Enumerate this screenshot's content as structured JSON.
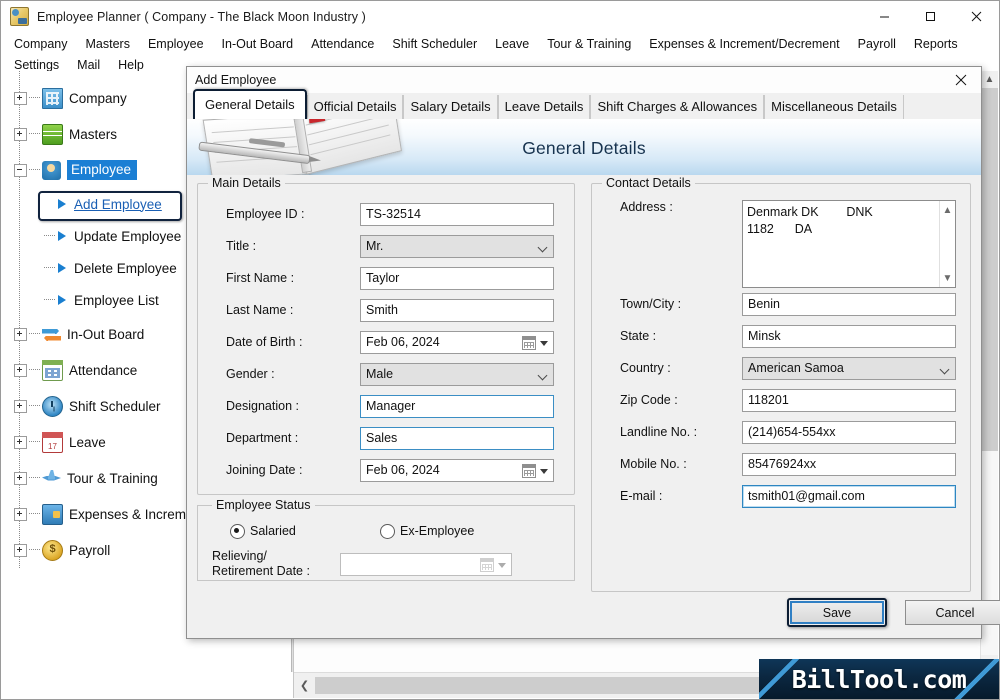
{
  "window": {
    "title": "Employee Planner ( Company - The Black Moon Industry )",
    "minimize_label": "Minimize",
    "maximize_label": "Maximize",
    "close_label": "Close"
  },
  "menubar": {
    "items": [
      "Company",
      "Masters",
      "Employee",
      "In-Out Board",
      "Attendance",
      "Shift Scheduler",
      "Leave",
      "Tour & Training",
      "Expenses & Increment/Decrement",
      "Payroll",
      "Reports",
      "Settings",
      "Mail",
      "Help"
    ]
  },
  "sidebar": {
    "nodes": [
      {
        "label": "Company",
        "icon": "building-icon",
        "state": "collapsed",
        "level": 0
      },
      {
        "label": "Masters",
        "icon": "layers-icon",
        "state": "collapsed",
        "level": 0
      },
      {
        "label": "Employee",
        "icon": "people-icon",
        "state": "expanded",
        "level": 0,
        "selected": true
      },
      {
        "label": "Add Employee",
        "icon": "arrow-icon",
        "level": 1,
        "focused": true
      },
      {
        "label": "Update Employee",
        "icon": "arrow-icon",
        "level": 1
      },
      {
        "label": "Delete Employee",
        "icon": "arrow-icon",
        "level": 1
      },
      {
        "label": "Employee List",
        "icon": "arrow-icon",
        "level": 1
      },
      {
        "label": "In-Out Board",
        "icon": "inout-icon",
        "state": "collapsed",
        "level": 0
      },
      {
        "label": "Attendance",
        "icon": "calendar-icon",
        "state": "collapsed",
        "level": 0
      },
      {
        "label": "Shift Scheduler",
        "icon": "clock-icon",
        "state": "collapsed",
        "level": 0
      },
      {
        "label": "Leave",
        "icon": "date-icon",
        "state": "collapsed",
        "level": 0
      },
      {
        "label": "Tour & Training",
        "icon": "airplane-icon",
        "state": "collapsed",
        "level": 0
      },
      {
        "label": "Expenses & Incremen",
        "icon": "wallet-icon",
        "state": "collapsed",
        "level": 0
      },
      {
        "label": "Payroll",
        "icon": "coin-icon",
        "state": "collapsed",
        "level": 0
      }
    ]
  },
  "dialog": {
    "title": "Add Employee",
    "close_label": "Close",
    "tabs": [
      {
        "label": "General Details",
        "active": true
      },
      {
        "label": "Official Details",
        "active": false
      },
      {
        "label": "Salary Details",
        "active": false
      },
      {
        "label": "Leave Details",
        "active": false
      },
      {
        "label": "Shift Charges & Allowances",
        "active": false
      },
      {
        "label": "Miscellaneous Details",
        "active": false
      }
    ],
    "banner_title": "General Details",
    "main_details": {
      "legend": "Main Details",
      "fields": [
        {
          "label": "Employee ID :",
          "value": "TS-32514",
          "type": "text",
          "style": "plain"
        },
        {
          "label": "Title :",
          "value": "Mr.",
          "type": "combo"
        },
        {
          "label": "First Name :",
          "value": "Taylor",
          "type": "text",
          "style": "plain"
        },
        {
          "label": "Last Name :",
          "value": "Smith",
          "type": "text",
          "style": "plain"
        },
        {
          "label": "Date of Birth :",
          "value": "Feb  06, 2024",
          "type": "date"
        },
        {
          "label": "Gender :",
          "value": "Male",
          "type": "combo"
        },
        {
          "label": "Designation :",
          "value": "Manager",
          "type": "text",
          "style": "blue"
        },
        {
          "label": "Department :",
          "value": "Sales",
          "type": "text",
          "style": "blue"
        },
        {
          "label": "Joining Date :",
          "value": "Feb  06, 2024",
          "type": "date"
        }
      ]
    },
    "employee_status": {
      "legend": "Employee Status",
      "options": [
        {
          "label": "Salaried",
          "selected": true
        },
        {
          "label": "Ex-Employee",
          "selected": false
        }
      ],
      "relieving_label_line1": "Relieving/",
      "relieving_label_line2": "Retirement Date :",
      "relieving_value": ""
    },
    "contact_details": {
      "legend": "Contact Details",
      "address_label": "Address :",
      "address_value": "Denmark DK        DNK\n1182      DA",
      "fields": [
        {
          "label": "Town/City :",
          "value": "Benin",
          "type": "text",
          "style": "plain"
        },
        {
          "label": "State :",
          "value": "Minsk",
          "type": "text",
          "style": "plain"
        },
        {
          "label": "Country :",
          "value": "American Samoa",
          "type": "combo"
        },
        {
          "label": "Zip Code :",
          "value": "118201",
          "type": "text",
          "style": "plain"
        },
        {
          "label": "Landline No. :",
          "value": "(214)654-554xx",
          "type": "text",
          "style": "plain"
        },
        {
          "label": "Mobile No. :",
          "value": "85476924xx",
          "type": "text",
          "style": "plain"
        },
        {
          "label": "E-mail :",
          "value": "tsmith01@gmail.com",
          "type": "text",
          "style": "focus"
        }
      ]
    },
    "buttons": {
      "save": "Save",
      "cancel": "Cancel"
    }
  },
  "watermark": {
    "text": "BillTool.com"
  },
  "colors": {
    "accent": "#1b7fd4",
    "selection": "#1b7fd4",
    "link": "#1a5fb4",
    "focus_border": "#0c1d33",
    "banner_bottom": "#b9d8ef",
    "field_blue": "#3b8ec4"
  }
}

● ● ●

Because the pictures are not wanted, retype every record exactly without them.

Enumerate this screenshot's content as structured JSON.
{
  "window": {
    "title": "Employee Planner ( Company - The Black Moon Industry )",
    "minimize_label": "Minimize",
    "maximize_label": "Maximize",
    "close_label": "Close"
  },
  "menubar": {
    "items": [
      "Company",
      "Masters",
      "Employee",
      "In-Out Board",
      "Attendance",
      "Shift Scheduler",
      "Leave",
      "Tour & Training",
      "Expenses & Increment/Decrement",
      "Payroll",
      "Reports",
      "Settings",
      "Mail",
      "Help"
    ]
  },
  "sidebar": {
    "nodes": [
      {
        "label": "Company",
        "icon": "building-icon",
        "state": "collapsed",
        "level": 0
      },
      {
        "label": "Masters",
        "icon": "layers-icon",
        "state": "collapsed",
        "level": 0
      },
      {
        "label": "Employee",
        "icon": "people-icon",
        "state": "expanded",
        "level": 0,
        "selected": true
      },
      {
        "label": "Add Employee",
        "icon": "arrow-icon",
        "level": 1,
        "focused": true
      },
      {
        "label": "Update Employee",
        "icon": "arrow-icon",
        "level": 1
      },
      {
        "label": "Delete Employee",
        "icon": "arrow-icon",
        "level": 1
      },
      {
        "label": "Employee List",
        "icon": "arrow-icon",
        "level": 1
      },
      {
        "label": "In-Out Board",
        "icon": "inout-icon",
        "state": "collapsed",
        "level": 0
      },
      {
        "label": "Attendance",
        "icon": "calendar-icon",
        "state": "collapsed",
        "level": 0
      },
      {
        "label": "Shift Scheduler",
        "icon": "clock-icon",
        "state": "collapsed",
        "level": 0
      },
      {
        "label": "Leave",
        "icon": "date-icon",
        "state": "collapsed",
        "level": 0
      },
      {
        "label": "Tour & Training",
        "icon": "airplane-icon",
        "state": "collapsed",
        "level": 0
      },
      {
        "label": "Expenses & Incremen",
        "icon": "wallet-icon",
        "state": "collapsed",
        "level": 0
      },
      {
        "label": "Payroll",
        "icon": "coin-icon",
        "state": "collapsed",
        "level": 0
      }
    ]
  },
  "dialog": {
    "title": "Add Employee",
    "close_label": "Close",
    "tabs": [
      {
        "label": "General Details",
        "active": true
      },
      {
        "label": "Official Details",
        "active": false
      },
      {
        "label": "Salary Details",
        "active": false
      },
      {
        "label": "Leave Details",
        "active": false
      },
      {
        "label": "Shift Charges & Allowances",
        "active": false
      },
      {
        "label": "Miscellaneous Details",
        "active": false
      }
    ],
    "banner_title": "General Details",
    "main_details": {
      "legend": "Main Details",
      "fields": [
        {
          "label": "Employee ID :",
          "value": "TS-32514",
          "type": "text",
          "style": "plain"
        },
        {
          "label": "Title :",
          "value": "Mr.",
          "type": "combo"
        },
        {
          "label": "First Name :",
          "value": "Taylor",
          "type": "text",
          "style": "plain"
        },
        {
          "label": "Last Name :",
          "value": "Smith",
          "type": "text",
          "style": "plain"
        },
        {
          "label": "Date of Birth :",
          "value": "Feb  06, 2024",
          "type": "date"
        },
        {
          "label": "Gender :",
          "value": "Male",
          "type": "combo"
        },
        {
          "label": "Designation :",
          "value": "Manager",
          "type": "text",
          "style": "blue"
        },
        {
          "label": "Department :",
          "value": "Sales",
          "type": "text",
          "style": "blue"
        },
        {
          "label": "Joining Date :",
          "value": "Feb  06, 2024",
          "type": "date"
        }
      ]
    },
    "employee_status": {
      "legend": "Employee Status",
      "options": [
        {
          "label": "Salaried",
          "selected": true
        },
        {
          "label": "Ex-Employee",
          "selected": false
        }
      ],
      "relieving_label_line1": "Relieving/",
      "relieving_label_line2": "Retirement Date :",
      "relieving_value": ""
    },
    "contact_details": {
      "legend": "Contact Details",
      "address_label": "Address :",
      "address_value": "Denmark DK        DNK\n1182      DA",
      "fields": [
        {
          "label": "Town/City :",
          "value": "Benin",
          "type": "text",
          "style": "plain"
        },
        {
          "label": "State :",
          "value": "Minsk",
          "type": "text",
          "style": "plain"
        },
        {
          "label": "Country :",
          "value": "American Samoa",
          "type": "combo"
        },
        {
          "label": "Zip Code :",
          "value": "118201",
          "type": "text",
          "style": "plain"
        },
        {
          "label": "Landline No. :",
          "value": "(214)654-554xx",
          "type": "text",
          "style": "plain"
        },
        {
          "label": "Mobile No. :",
          "value": "85476924xx",
          "type": "text",
          "style": "plain"
        },
        {
          "label": "E-mail :",
          "value": "tsmith01@gmail.com",
          "type": "text",
          "style": "focus"
        }
      ]
    },
    "buttons": {
      "save": "Save",
      "cancel": "Cancel"
    }
  },
  "watermark": {
    "text": "BillTool.com"
  },
  "colors": {
    "accent": "#1b7fd4",
    "selection": "#1b7fd4",
    "link": "#1a5fb4",
    "focus_border": "#0c1d33",
    "banner_bottom": "#b9d8ef",
    "field_blue": "#3b8ec4"
  }
}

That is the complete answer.